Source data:

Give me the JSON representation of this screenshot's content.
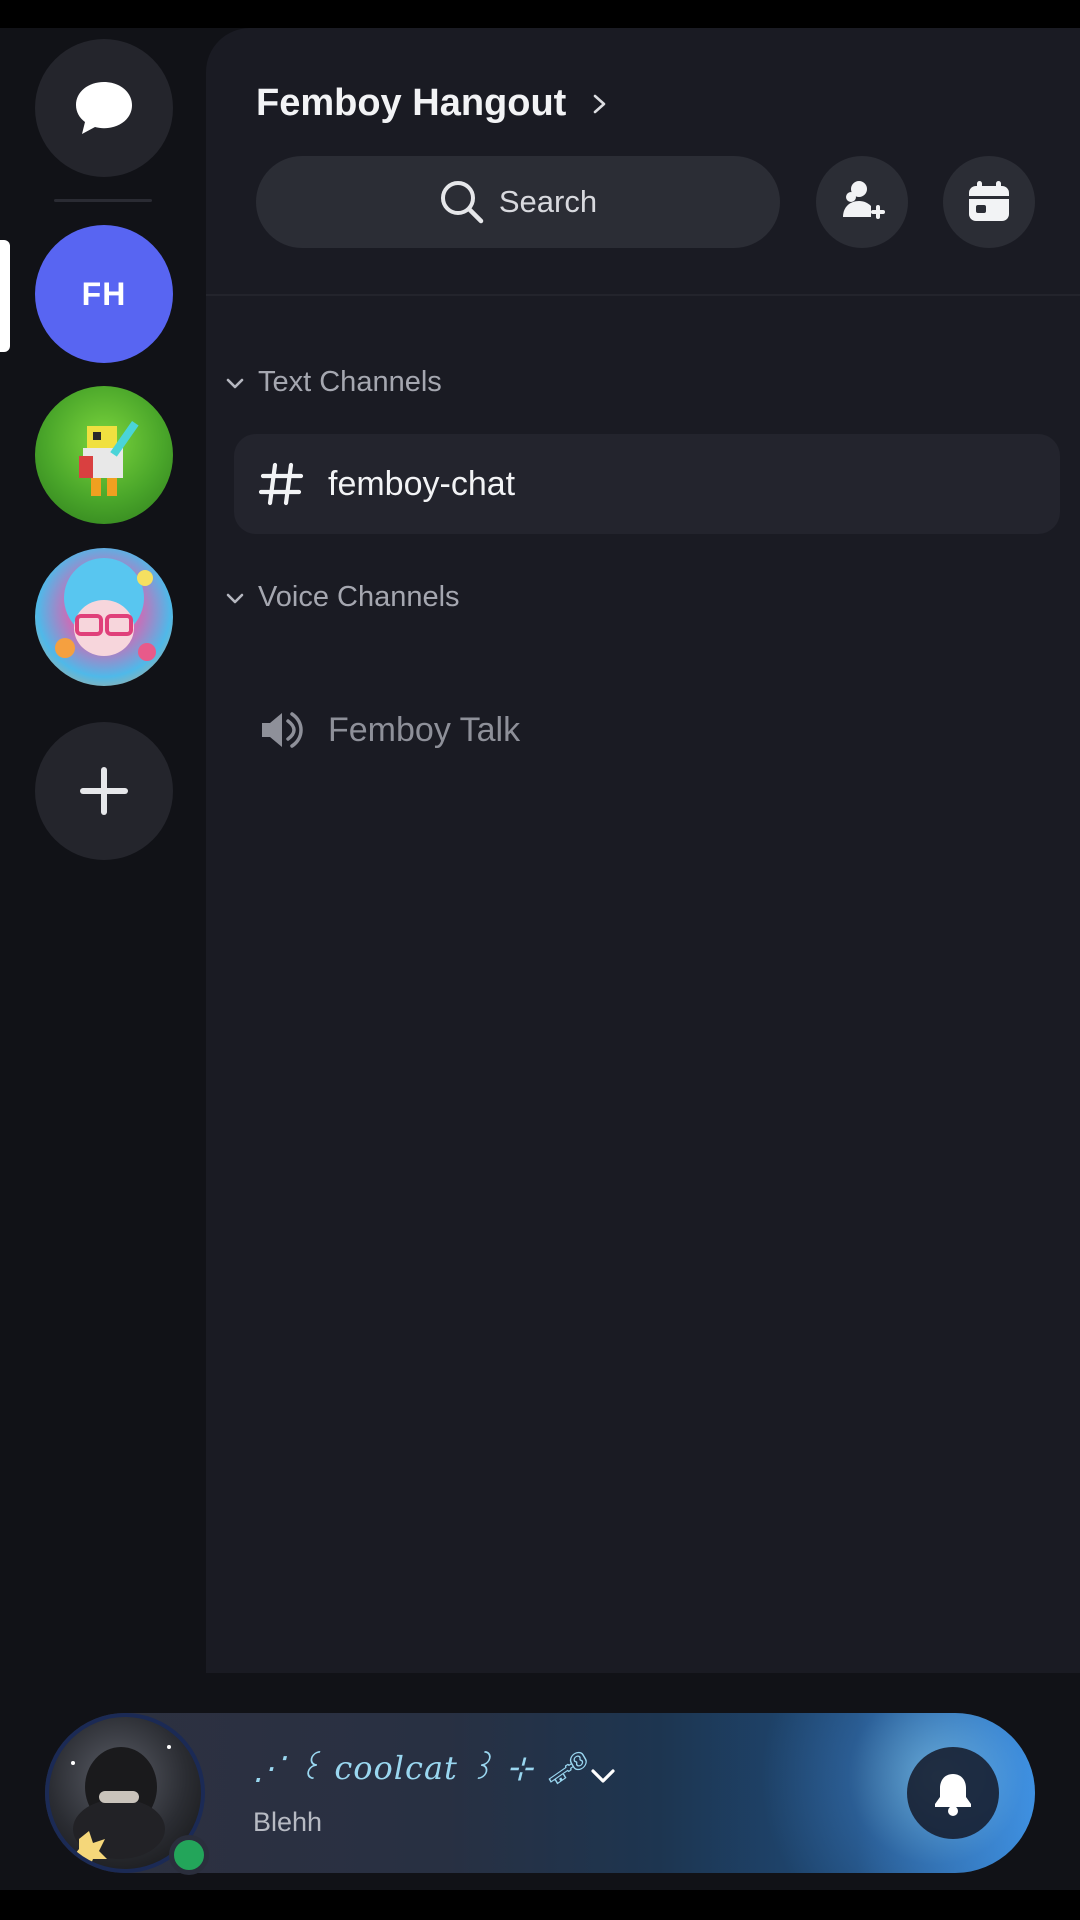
{
  "server": {
    "name": "Femboy Hangout",
    "initials": "FH"
  },
  "search": {
    "label": "Search"
  },
  "categories": [
    {
      "label": "Text Channels",
      "channels": [
        {
          "name": "femboy-chat",
          "type": "text"
        }
      ]
    },
    {
      "label": "Voice Channels",
      "channels": [
        {
          "name": "Femboy Talk",
          "type": "voice"
        }
      ]
    }
  ],
  "user": {
    "display_name": "⋰ ꒰ coolcat ꒱ ⊹ 🗝",
    "status_text": "Blehh",
    "presence": "online"
  },
  "colors": {
    "accent": "#5865f2",
    "online": "#23a55a",
    "background": "#111217",
    "panel": "#1a1b23"
  }
}
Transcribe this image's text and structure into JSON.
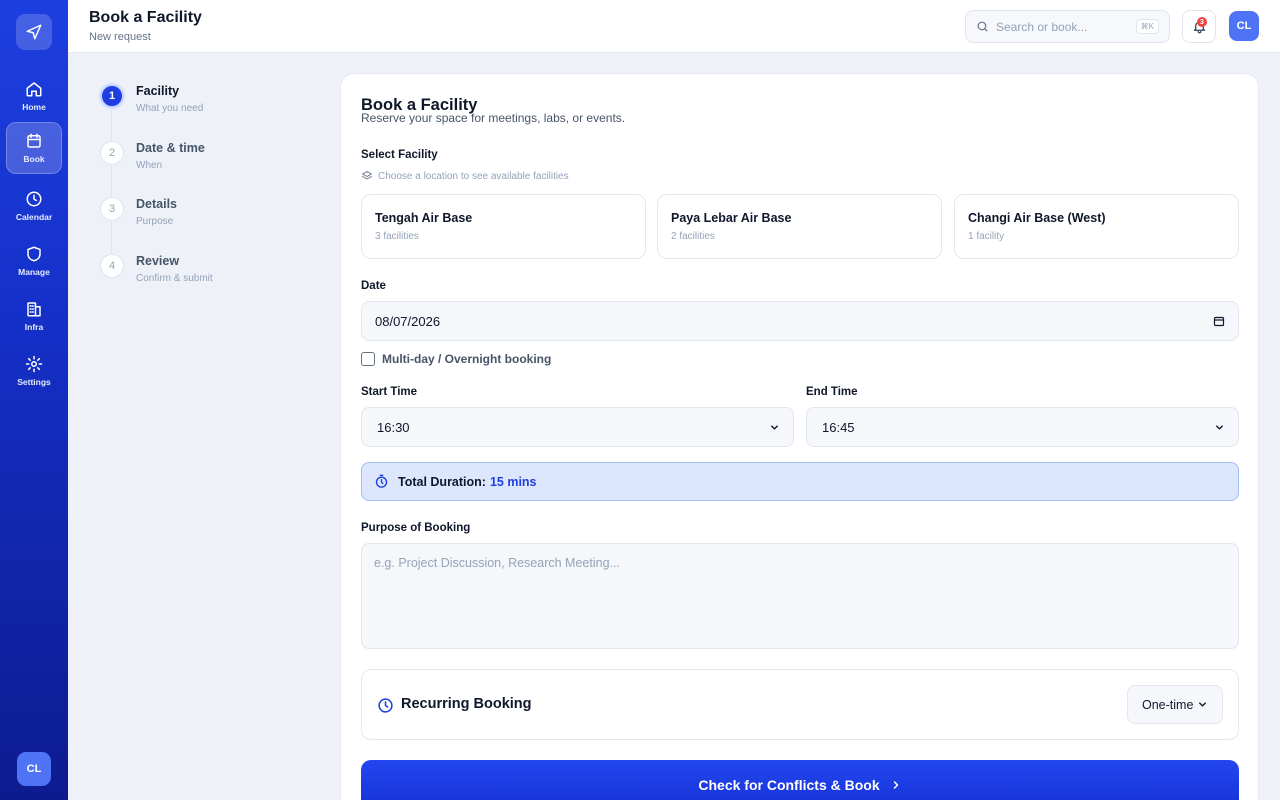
{
  "sidebar": {
    "items": [
      {
        "label": "Home"
      },
      {
        "label": "Book"
      },
      {
        "label": "Calendar"
      },
      {
        "label": "Manage"
      },
      {
        "label": "Infra"
      },
      {
        "label": "Settings"
      }
    ],
    "avatar": "CL"
  },
  "header": {
    "title": "Book a Facility",
    "subtitle": "New request",
    "search_placeholder": "Search or book...",
    "search_shortcut": "⌘K",
    "notification_count": "3",
    "avatar": "CL"
  },
  "steps": [
    {
      "number": "1",
      "title": "Facility",
      "subtitle": "What you need"
    },
    {
      "number": "2",
      "title": "Date & time",
      "subtitle": "When"
    },
    {
      "number": "3",
      "title": "Details",
      "subtitle": "Purpose"
    },
    {
      "number": "4",
      "title": "Review",
      "subtitle": "Confirm & submit"
    }
  ],
  "form": {
    "title": "Book a Facility",
    "subtitle": "Reserve your space for meetings, labs, or events.",
    "facility_label": "Select Facility",
    "facility_hint": "Choose a location to see available facilities",
    "facilities": [
      {
        "name": "Tengah Air Base",
        "count": "3 facilities"
      },
      {
        "name": "Paya Lebar Air Base",
        "count": "2 facilities"
      },
      {
        "name": "Changi Air Base (West)",
        "count": "1 facility"
      }
    ],
    "date_label": "Date",
    "date_value": "08/07/2026",
    "multiday_label": "Multi-day / Overnight booking",
    "start_label": "Start Time",
    "start_value": "16:30",
    "end_label": "End Time",
    "end_value": "16:45",
    "duration_label": "Total Duration:",
    "duration_value": "15 mins",
    "purpose_label": "Purpose of Booking",
    "purpose_placeholder": "e.g. Project Discussion, Research Meeting...",
    "recurring_label": "Recurring Booking",
    "recurring_value": "One-time",
    "submit_label": "Check for Conflicts & Book"
  },
  "colors": {
    "accent": "#1d3fe0",
    "duration_bg": "#dce7fd",
    "badge": "#ef4444"
  }
}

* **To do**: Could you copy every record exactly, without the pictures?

* **Reply to the task**:
Give me the JSON representation of this screenshot's content.
{
  "server": {
    "name": "Femboy Hangout",
    "initials": "FH"
  },
  "search": {
    "label": "Search"
  },
  "categories": [
    {
      "label": "Text Channels",
      "channels": [
        {
          "name": "femboy-chat",
          "type": "text"
        }
      ]
    },
    {
      "label": "Voice Channels",
      "channels": [
        {
          "name": "Femboy Talk",
          "type": "voice"
        }
      ]
    }
  ],
  "user": {
    "display_name": "⋰ ꒰ coolcat ꒱ ⊹ 🗝",
    "status_text": "Blehh",
    "presence": "online"
  },
  "colors": {
    "accent": "#5865f2",
    "online": "#23a55a",
    "background": "#111217",
    "panel": "#1a1b23"
  }
}
Transcribe this image's text and structure into JSON.
{
  "sidebar": {
    "items": [
      {
        "label": "Home"
      },
      {
        "label": "Book"
      },
      {
        "label": "Calendar"
      },
      {
        "label": "Manage"
      },
      {
        "label": "Infra"
      },
      {
        "label": "Settings"
      }
    ],
    "avatar": "CL"
  },
  "header": {
    "title": "Book a Facility",
    "subtitle": "New request",
    "search_placeholder": "Search or book...",
    "search_shortcut": "⌘K",
    "notification_count": "3",
    "avatar": "CL"
  },
  "steps": [
    {
      "number": "1",
      "title": "Facility",
      "subtitle": "What you need"
    },
    {
      "number": "2",
      "title": "Date & time",
      "subtitle": "When"
    },
    {
      "number": "3",
      "title": "Details",
      "subtitle": "Purpose"
    },
    {
      "number": "4",
      "title": "Review",
      "subtitle": "Confirm & submit"
    }
  ],
  "form": {
    "title": "Book a Facility",
    "subtitle": "Reserve your space for meetings, labs, or events.",
    "facility_label": "Select Facility",
    "facility_hint": "Choose a location to see available facilities",
    "facilities": [
      {
        "name": "Tengah Air Base",
        "count": "3 facilities"
      },
      {
        "name": "Paya Lebar Air Base",
        "count": "2 facilities"
      },
      {
        "name": "Changi Air Base (West)",
        "count": "1 facility"
      }
    ],
    "date_label": "Date",
    "date_value": "08/07/2026",
    "multiday_label": "Multi-day / Overnight booking",
    "start_label": "Start Time",
    "start_value": "16:30",
    "end_label": "End Time",
    "end_value": "16:45",
    "duration_label": "Total Duration:",
    "duration_value": "15 mins",
    "purpose_label": "Purpose of Booking",
    "purpose_placeholder": "e.g. Project Discussion, Research Meeting...",
    "recurring_label": "Recurring Booking",
    "recurring_value": "One-time",
    "submit_label": "Check for Conflicts & Book"
  },
  "colors": {
    "accent": "#1d3fe0",
    "duration_bg": "#dce7fd",
    "badge": "#ef4444"
  }
}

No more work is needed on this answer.